Brief - Could you copy every line in the listing below that has the word "kommentarer"?

####################

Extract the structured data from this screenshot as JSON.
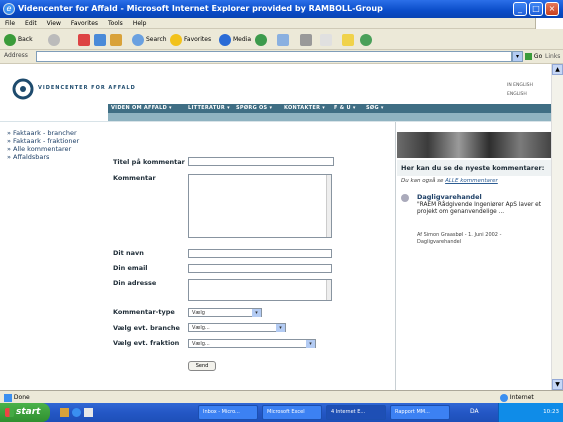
{
  "window": {
    "title": "Videncenter for Affald - Microsoft Internet Explorer provided by RAMBOLL-Group"
  },
  "menu": [
    "File",
    "Edit",
    "View",
    "Favorites",
    "Tools",
    "Help"
  ],
  "toolbar": {
    "back": "Back",
    "search": "Search",
    "favorites": "Favorites",
    "media": "Media"
  },
  "address": {
    "label": "Address",
    "go": "Go",
    "links": "Links"
  },
  "site": {
    "logo_text": "VIDENCENTER FOR AFFALD",
    "lang": [
      "IN ENGLISH",
      "ENGLISH"
    ],
    "nav": [
      "VIDEN OM AFFALD ▾",
      "LITTERATUR ▾",
      "SPØRG OS ▾",
      "KONTAKTER ▾",
      "F & U ▾",
      "SØG ▾"
    ],
    "sidebar": [
      "» Faktaark - brancher",
      "» Faktaark - fraktioner",
      "» Alle kommentarer",
      "» Affaldsbars"
    ]
  },
  "form": {
    "title_label": "Titel på kommentar",
    "comment_label": "Kommentar",
    "name_label": "Dit navn",
    "email_label": "Din email",
    "address_label": "Din adresse",
    "type_label": "Kommentar-type",
    "type_value": "Vælg",
    "branch_label": "Vælg evt. branche",
    "branch_value": "Vælg...",
    "fraction_label": "Vælg evt. fraktion",
    "fraction_value": "Vælg...",
    "send": "Send"
  },
  "right": {
    "heading": "Her kan du se de nyeste kommentarer:",
    "see_prefix": "Du kan også se",
    "see_link": "ALLE kommentarer",
    "item_title": "Dagligvarehandel",
    "item_body": "\"RAEM Rådgivende Ingeniører ApS laver et projekt om genanvendelige ...",
    "item_meta1": "Af Simon Graasbøl - 1. Juni 2002 -",
    "item_meta2": "Dagligvarehandel"
  },
  "status": {
    "left": "Done",
    "right": "Internet"
  },
  "taskbar": {
    "start": "start",
    "items": [
      "Inbox - Micro...",
      "Microsoft Excel",
      "4 Internet E...",
      "Rapport MM..."
    ],
    "lang": "DA",
    "clock": "10:23"
  }
}
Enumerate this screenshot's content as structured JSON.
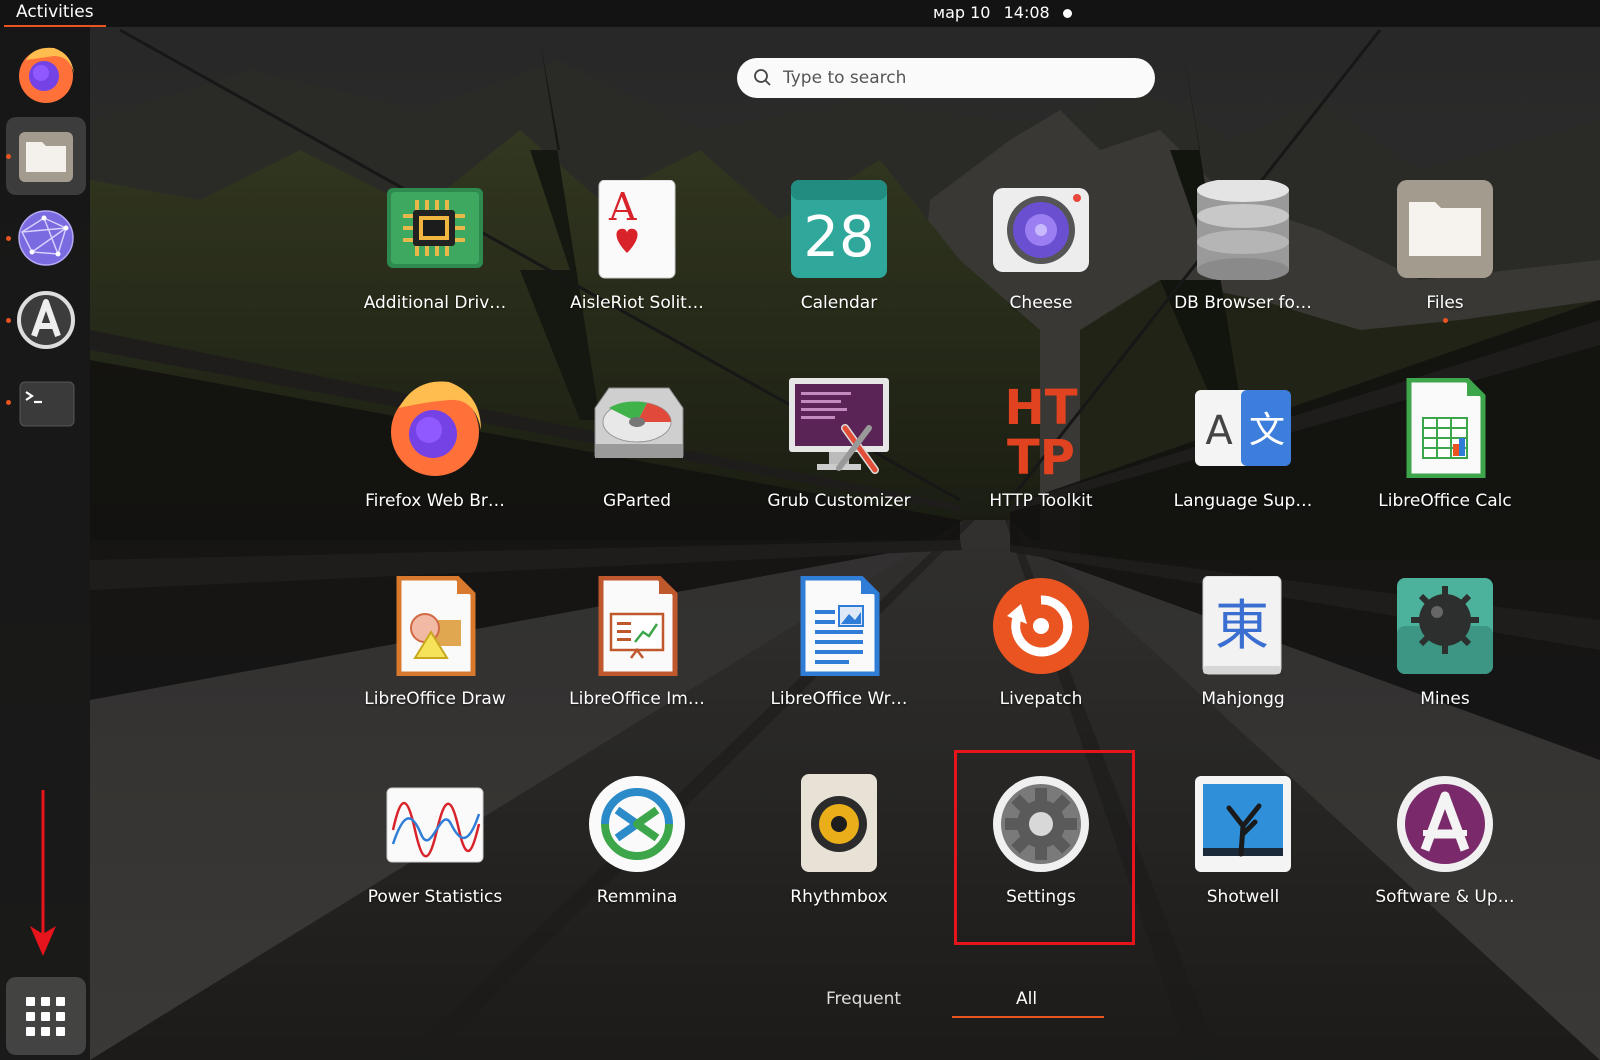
{
  "topbar": {
    "activities_label": "Activities",
    "date": "мар 10",
    "time": "14:08"
  },
  "dock": {
    "items": [
      {
        "name": "Firefox",
        "icon": "firefox-icon",
        "running": false
      },
      {
        "name": "Files",
        "icon": "files-folder-icon",
        "running": true,
        "active": true
      },
      {
        "name": "Web Browser",
        "icon": "globe-network-icon",
        "running": true
      },
      {
        "name": "Software Updater",
        "icon": "software-updater-icon",
        "running": true
      },
      {
        "name": "Terminal",
        "icon": "terminal-icon",
        "running": true
      }
    ],
    "show_apps_icon": "grid-dots-icon"
  },
  "search": {
    "placeholder": "Type to search"
  },
  "apps": [
    {
      "label": "Additional Driv…",
      "icon": "chip-icon"
    },
    {
      "label": "AisleRiot Solit…",
      "icon": "playing-card-icon"
    },
    {
      "label": "Calendar",
      "icon": "calendar-icon",
      "day": "28"
    },
    {
      "label": "Cheese",
      "icon": "webcam-icon"
    },
    {
      "label": "DB Browser fo…",
      "icon": "database-icon"
    },
    {
      "label": "Files",
      "icon": "files-folder-icon",
      "running": true
    },
    {
      "label": "Firefox Web Br…",
      "icon": "firefox-icon"
    },
    {
      "label": "GParted",
      "icon": "harddisk-icon"
    },
    {
      "label": "Grub Customizer",
      "icon": "grub-monitor-icon"
    },
    {
      "label": "HTTP Toolkit",
      "icon": "http-toolkit-icon",
      "icon_text_1": "HT",
      "icon_text_2": "TP"
    },
    {
      "label": "Language Sup…",
      "icon": "language-icon",
      "icon_text_1": "A",
      "icon_text_2": "文"
    },
    {
      "label": "LibreOffice Calc",
      "icon": "spreadsheet-icon"
    },
    {
      "label": "LibreOffice Draw",
      "icon": "draw-icon"
    },
    {
      "label": "LibreOffice Im…",
      "icon": "presentation-icon"
    },
    {
      "label": "LibreOffice Wr…",
      "icon": "writer-document-icon"
    },
    {
      "label": "Livepatch",
      "icon": "livepatch-icon"
    },
    {
      "label": "Mahjongg",
      "icon": "mahjongg-tile-icon",
      "icon_text_1": "東"
    },
    {
      "label": "Mines",
      "icon": "mine-icon"
    },
    {
      "label": "Power Statistics",
      "icon": "power-graph-icon"
    },
    {
      "label": "Remmina",
      "icon": "remmina-icon"
    },
    {
      "label": "Rhythmbox",
      "icon": "speaker-icon"
    },
    {
      "label": "Settings",
      "icon": "gear-icon"
    },
    {
      "label": "Shotwell",
      "icon": "photo-tree-icon"
    },
    {
      "label": "Software & Up…",
      "icon": "software-updater-icon"
    }
  ],
  "tabs": {
    "frequent_label": "Frequent",
    "all_label": "All",
    "active": "All"
  },
  "colors": {
    "accent": "#e95420",
    "highlight": "#e8141b"
  }
}
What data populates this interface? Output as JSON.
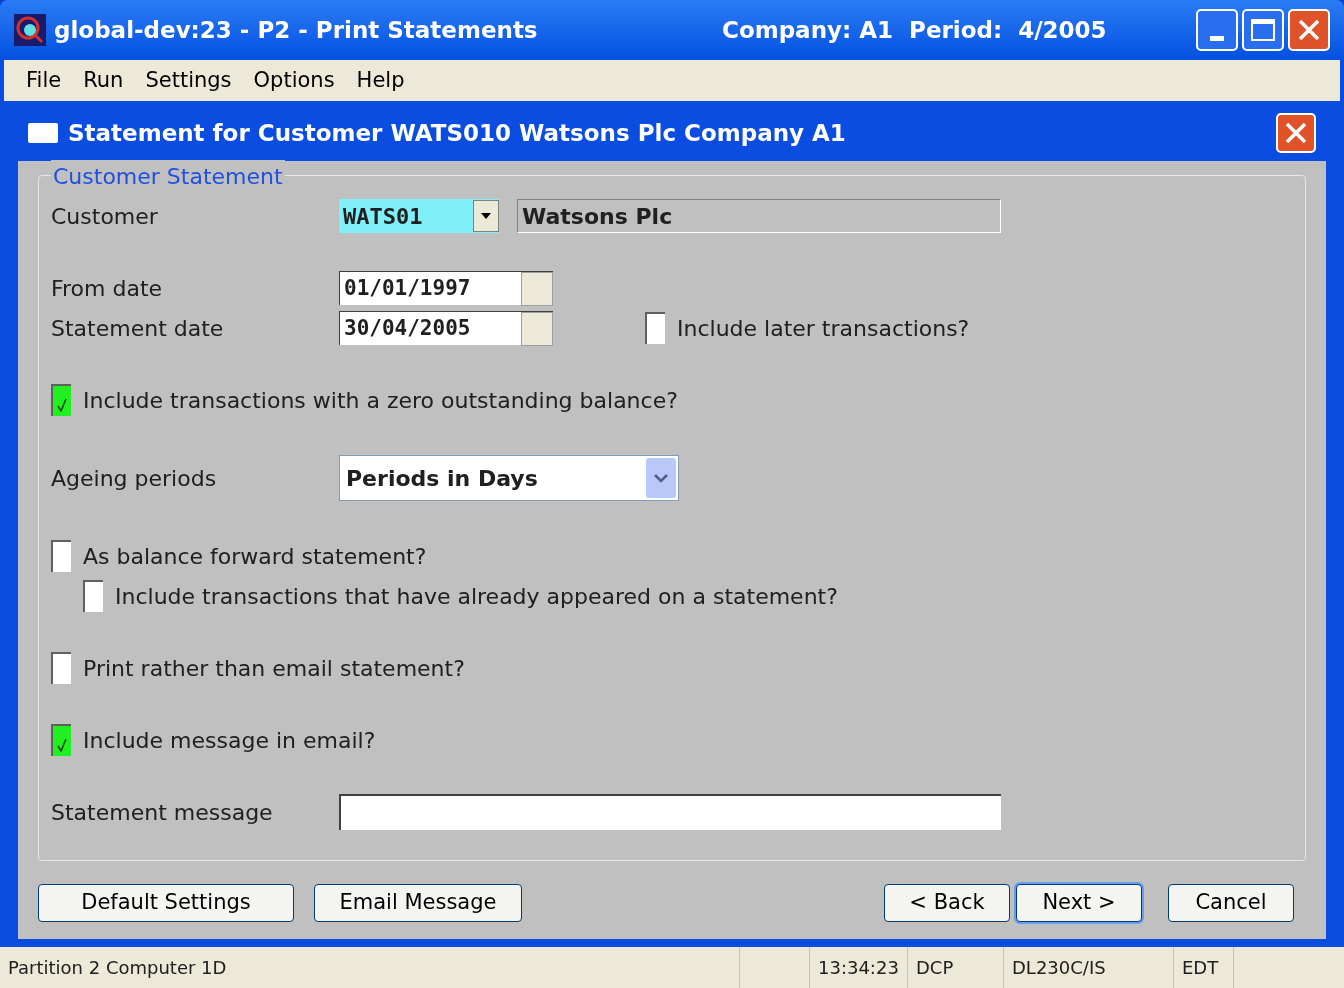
{
  "window": {
    "title": "global-dev:23 - P2 - Print Statements",
    "info": "Company: A1  Period:  4/2005"
  },
  "menu": [
    "File",
    "Run",
    "Settings",
    "Options",
    "Help"
  ],
  "dialog": {
    "title": "Statement for Customer WATS010 Watsons Plc Company A1"
  },
  "group": {
    "title": "Customer Statement"
  },
  "customer": {
    "label": "Customer",
    "code": "WATS01",
    "name": "Watsons Plc"
  },
  "from_date": {
    "label": "From date",
    "value": "01/01/1997"
  },
  "statement_date": {
    "label": "Statement date",
    "value": "30/04/2005"
  },
  "include_later": {
    "label": "Include later transactions?",
    "checked": false
  },
  "zero_balance": {
    "label": "Include transactions with a zero outstanding balance?",
    "checked": true
  },
  "ageing": {
    "label": "Ageing periods",
    "value": "Periods in Days"
  },
  "balance_forward": {
    "label": "As balance forward statement?",
    "checked": false,
    "children": [
      {
        "label": "Include transactions that have already appeared on a statement?",
        "checked": false
      }
    ]
  },
  "print_rather": {
    "label": "Print rather than email statement?",
    "checked": false
  },
  "include_message": {
    "label": "Include message in email?",
    "checked": true
  },
  "message": {
    "label": "Statement message"
  },
  "buttons_left": [
    "Default Settings",
    "Email Message"
  ],
  "buttons_right": [
    {
      "label": "< Back",
      "default": false
    },
    {
      "label": "Next >",
      "default": true
    },
    {
      "label": "Cancel",
      "default": false
    }
  ],
  "status_bar": [
    "Partition 2 Computer 1D",
    "13:34:23",
    "DCP",
    "DL230C/IS",
    "EDT"
  ]
}
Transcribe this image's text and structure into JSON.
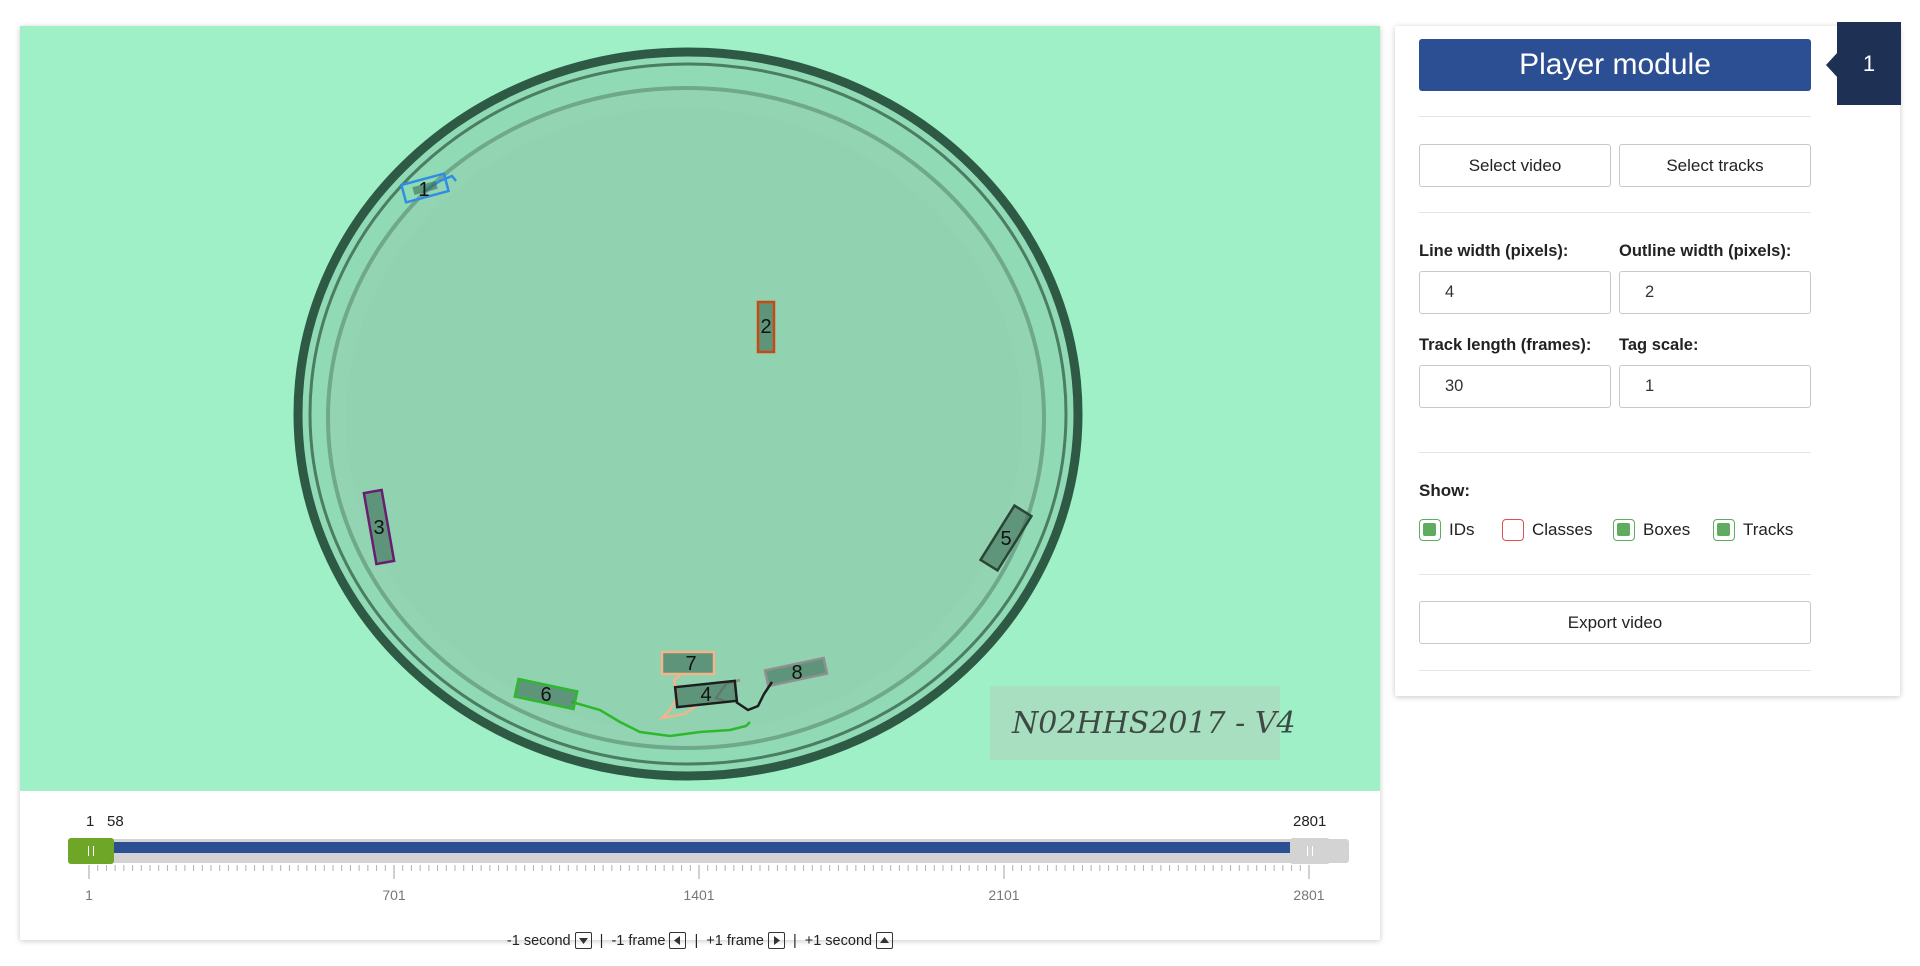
{
  "video": {
    "tracks": [
      {
        "id": "1",
        "color": "#2f8de4"
      },
      {
        "id": "2",
        "color": "#c84a12"
      },
      {
        "id": "3",
        "color": "#6a1d70"
      },
      {
        "id": "4",
        "color": "#1e1e1e"
      },
      {
        "id": "5",
        "color": "#2b4535"
      },
      {
        "id": "6",
        "color": "#2db82d"
      },
      {
        "id": "7",
        "color": "#f2b48a"
      },
      {
        "id": "8",
        "color": "#909090"
      }
    ],
    "label_text": "N02HHS2017 - V4"
  },
  "slider": {
    "min": "1",
    "current": "58",
    "max": "2801",
    "ticks": [
      "1",
      "701",
      "1401",
      "2101",
      "2801"
    ]
  },
  "nav": {
    "minus_second": "-1 second",
    "minus_frame": "-1 frame",
    "plus_frame": "+1 frame",
    "plus_second": "+1 second",
    "sep": "|"
  },
  "panel": {
    "title": "Player module",
    "badge": "1",
    "select_video": "Select video",
    "select_tracks": "Select tracks",
    "line_width_label": "Line width (pixels):",
    "line_width_value": "4",
    "outline_width_label": "Outline width (pixels):",
    "outline_width_value": "2",
    "track_length_label": "Track length (frames):",
    "track_length_value": "30",
    "tag_scale_label": "Tag scale:",
    "tag_scale_value": "1",
    "show_label": "Show:",
    "show_ids": "IDs",
    "show_classes": "Classes",
    "show_boxes": "Boxes",
    "show_tracks": "Tracks",
    "export_video": "Export video"
  },
  "colors": {
    "accent": "#2c4e92",
    "badge": "#1f3055",
    "handle": "#6ea728",
    "checkbox": "#5fab5f",
    "background_green": "#9ff0c6"
  }
}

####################

Solution to the exercise -
      "» Alle kommentarer",
    "heading": "Her kan du se de nyeste kommentarer:",
    "see_link": "ALLE kommentarer",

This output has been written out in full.